Work request: Retype all of the entries that appear below, keeping them exactly as they are.

Data under study:
#####
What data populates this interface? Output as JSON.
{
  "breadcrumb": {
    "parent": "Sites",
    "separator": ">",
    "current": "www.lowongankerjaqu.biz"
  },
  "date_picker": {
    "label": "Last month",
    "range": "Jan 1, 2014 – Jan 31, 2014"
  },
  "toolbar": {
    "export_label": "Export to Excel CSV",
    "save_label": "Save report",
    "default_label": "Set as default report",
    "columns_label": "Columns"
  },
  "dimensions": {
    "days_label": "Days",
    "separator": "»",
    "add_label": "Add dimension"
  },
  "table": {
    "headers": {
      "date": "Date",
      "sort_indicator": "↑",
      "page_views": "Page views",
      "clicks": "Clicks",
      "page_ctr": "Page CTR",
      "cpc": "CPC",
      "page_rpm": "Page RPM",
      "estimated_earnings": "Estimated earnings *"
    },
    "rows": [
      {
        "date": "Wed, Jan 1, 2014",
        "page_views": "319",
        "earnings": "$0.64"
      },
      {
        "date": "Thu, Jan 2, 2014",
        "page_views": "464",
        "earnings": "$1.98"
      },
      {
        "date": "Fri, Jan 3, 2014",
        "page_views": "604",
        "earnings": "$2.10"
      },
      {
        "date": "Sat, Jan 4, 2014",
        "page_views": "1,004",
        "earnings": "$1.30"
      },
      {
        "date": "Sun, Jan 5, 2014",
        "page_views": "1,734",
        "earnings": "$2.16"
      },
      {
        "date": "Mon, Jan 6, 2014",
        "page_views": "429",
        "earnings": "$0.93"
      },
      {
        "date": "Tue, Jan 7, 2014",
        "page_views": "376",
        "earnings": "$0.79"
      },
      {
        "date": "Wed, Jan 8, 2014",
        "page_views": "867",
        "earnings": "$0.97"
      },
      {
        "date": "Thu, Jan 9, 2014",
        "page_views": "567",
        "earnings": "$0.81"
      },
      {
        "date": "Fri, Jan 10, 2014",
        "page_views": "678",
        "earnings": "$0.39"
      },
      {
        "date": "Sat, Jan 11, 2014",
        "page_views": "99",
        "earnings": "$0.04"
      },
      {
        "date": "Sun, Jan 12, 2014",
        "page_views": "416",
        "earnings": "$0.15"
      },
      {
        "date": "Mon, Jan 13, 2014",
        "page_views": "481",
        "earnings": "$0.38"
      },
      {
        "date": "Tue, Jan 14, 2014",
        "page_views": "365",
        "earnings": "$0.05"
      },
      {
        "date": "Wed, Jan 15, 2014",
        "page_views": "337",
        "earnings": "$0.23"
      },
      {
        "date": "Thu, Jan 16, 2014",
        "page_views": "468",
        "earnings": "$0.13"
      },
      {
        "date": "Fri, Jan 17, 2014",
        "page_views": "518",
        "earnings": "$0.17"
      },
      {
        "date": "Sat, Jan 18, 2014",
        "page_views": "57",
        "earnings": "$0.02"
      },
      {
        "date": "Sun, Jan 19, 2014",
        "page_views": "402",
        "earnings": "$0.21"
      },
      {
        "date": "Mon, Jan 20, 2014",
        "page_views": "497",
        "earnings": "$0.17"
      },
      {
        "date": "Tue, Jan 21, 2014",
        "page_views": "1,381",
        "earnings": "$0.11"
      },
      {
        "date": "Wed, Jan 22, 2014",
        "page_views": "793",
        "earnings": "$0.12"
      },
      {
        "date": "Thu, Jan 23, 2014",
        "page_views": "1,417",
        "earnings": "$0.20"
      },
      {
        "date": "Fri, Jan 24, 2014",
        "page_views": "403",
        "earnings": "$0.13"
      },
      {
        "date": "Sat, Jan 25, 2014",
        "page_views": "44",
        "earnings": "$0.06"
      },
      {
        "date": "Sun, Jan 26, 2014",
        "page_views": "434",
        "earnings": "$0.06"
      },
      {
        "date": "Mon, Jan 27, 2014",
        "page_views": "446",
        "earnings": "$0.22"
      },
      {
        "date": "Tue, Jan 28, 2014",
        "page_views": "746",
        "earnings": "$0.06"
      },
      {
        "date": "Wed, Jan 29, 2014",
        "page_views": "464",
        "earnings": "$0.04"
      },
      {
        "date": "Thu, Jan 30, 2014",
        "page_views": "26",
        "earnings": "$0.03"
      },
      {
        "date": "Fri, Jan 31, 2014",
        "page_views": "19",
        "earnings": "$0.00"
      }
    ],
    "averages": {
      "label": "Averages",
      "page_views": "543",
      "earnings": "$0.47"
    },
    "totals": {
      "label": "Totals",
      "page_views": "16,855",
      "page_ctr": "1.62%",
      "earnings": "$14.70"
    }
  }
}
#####
Solution to the exercise:
What data populates this interface? Output as JSON.
{
  "breadcrumb": {
    "parent": "Sites",
    "separator": ">",
    "current": "www.lowongankerjaqu.biz"
  },
  "date_picker": {
    "label": "Last month",
    "range": "Jan 1, 2014 – Jan 31, 2014"
  },
  "toolbar": {
    "export_label": "Export to Excel CSV",
    "save_label": "Save report",
    "default_label": "Set as default report",
    "columns_label": "Columns"
  },
  "dimensions": {
    "days_label": "Days",
    "separator": "»",
    "add_label": "Add dimension"
  },
  "table": {
    "headers": {
      "date": "Date",
      "sort_indicator": "↑",
      "page_views": "Page views",
      "clicks": "Clicks",
      "page_ctr": "Page CTR",
      "cpc": "CPC",
      "page_rpm": "Page RPM",
      "estimated_earnings": "Estimated earnings *"
    },
    "rows": [
      {
        "date": "Wed, Jan 1, 2014",
        "page_views": "319",
        "earnings": "$0.64"
      },
      {
        "date": "Thu, Jan 2, 2014",
        "page_views": "464",
        "earnings": "$1.98"
      },
      {
        "date": "Fri, Jan 3, 2014",
        "page_views": "604",
        "earnings": "$2.10"
      },
      {
        "date": "Sat, Jan 4, 2014",
        "page_views": "1,004",
        "earnings": "$1.30"
      },
      {
        "date": "Sun, Jan 5, 2014",
        "page_views": "1,734",
        "earnings": "$2.16"
      },
      {
        "date": "Mon, Jan 6, 2014",
        "page_views": "429",
        "earnings": "$0.93"
      },
      {
        "date": "Tue, Jan 7, 2014",
        "page_views": "376",
        "earnings": "$0.79"
      },
      {
        "date": "Wed, Jan 8, 2014",
        "page_views": "867",
        "earnings": "$0.97"
      },
      {
        "date": "Thu, Jan 9, 2014",
        "page_views": "567",
        "earnings": "$0.81"
      },
      {
        "date": "Fri, Jan 10, 2014",
        "page_views": "678",
        "earnings": "$0.39"
      },
      {
        "date": "Sat, Jan 11, 2014",
        "page_views": "99",
        "earnings": "$0.04"
      },
      {
        "date": "Sun, Jan 12, 2014",
        "page_views": "416",
        "earnings": "$0.15"
      },
      {
        "date": "Mon, Jan 13, 2014",
        "page_views": "481",
        "earnings": "$0.38"
      },
      {
        "date": "Tue, Jan 14, 2014",
        "page_views": "365",
        "earnings": "$0.05"
      },
      {
        "date": "Wed, Jan 15, 2014",
        "page_views": "337",
        "earnings": "$0.23"
      },
      {
        "date": "Thu, Jan 16, 2014",
        "page_views": "468",
        "earnings": "$0.13"
      },
      {
        "date": "Fri, Jan 17, 2014",
        "page_views": "518",
        "earnings": "$0.17"
      },
      {
        "date": "Sat, Jan 18, 2014",
        "page_views": "57",
        "earnings": "$0.02"
      },
      {
        "date": "Sun, Jan 19, 2014",
        "page_views": "402",
        "earnings": "$0.21"
      },
      {
        "date": "Mon, Jan 20, 2014",
        "page_views": "497",
        "earnings": "$0.17"
      },
      {
        "date": "Tue, Jan 21, 2014",
        "page_views": "1,381",
        "earnings": "$0.11"
      },
      {
        "date": "Wed, Jan 22, 2014",
        "page_views": "793",
        "earnings": "$0.12"
      },
      {
        "date": "Thu, Jan 23, 2014",
        "page_views": "1,417",
        "earnings": "$0.20"
      },
      {
        "date": "Fri, Jan 24, 2014",
        "page_views": "403",
        "earnings": "$0.13"
      },
      {
        "date": "Sat, Jan 25, 2014",
        "page_views": "44",
        "earnings": "$0.06"
      },
      {
        "date": "Sun, Jan 26, 2014",
        "page_views": "434",
        "earnings": "$0.06"
      },
      {
        "date": "Mon, Jan 27, 2014",
        "page_views": "446",
        "earnings": "$0.22"
      },
      {
        "date": "Tue, Jan 28, 2014",
        "page_views": "746",
        "earnings": "$0.06"
      },
      {
        "date": "Wed, Jan 29, 2014",
        "page_views": "464",
        "earnings": "$0.04"
      },
      {
        "date": "Thu, Jan 30, 2014",
        "page_views": "26",
        "earnings": "$0.03"
      },
      {
        "date": "Fri, Jan 31, 2014",
        "page_views": "19",
        "earnings": "$0.00"
      }
    ],
    "averages": {
      "label": "Averages",
      "page_views": "543",
      "earnings": "$0.47"
    },
    "totals": {
      "label": "Totals",
      "page_views": "16,855",
      "page_ctr": "1.62%",
      "earnings": "$14.70"
    }
  }
}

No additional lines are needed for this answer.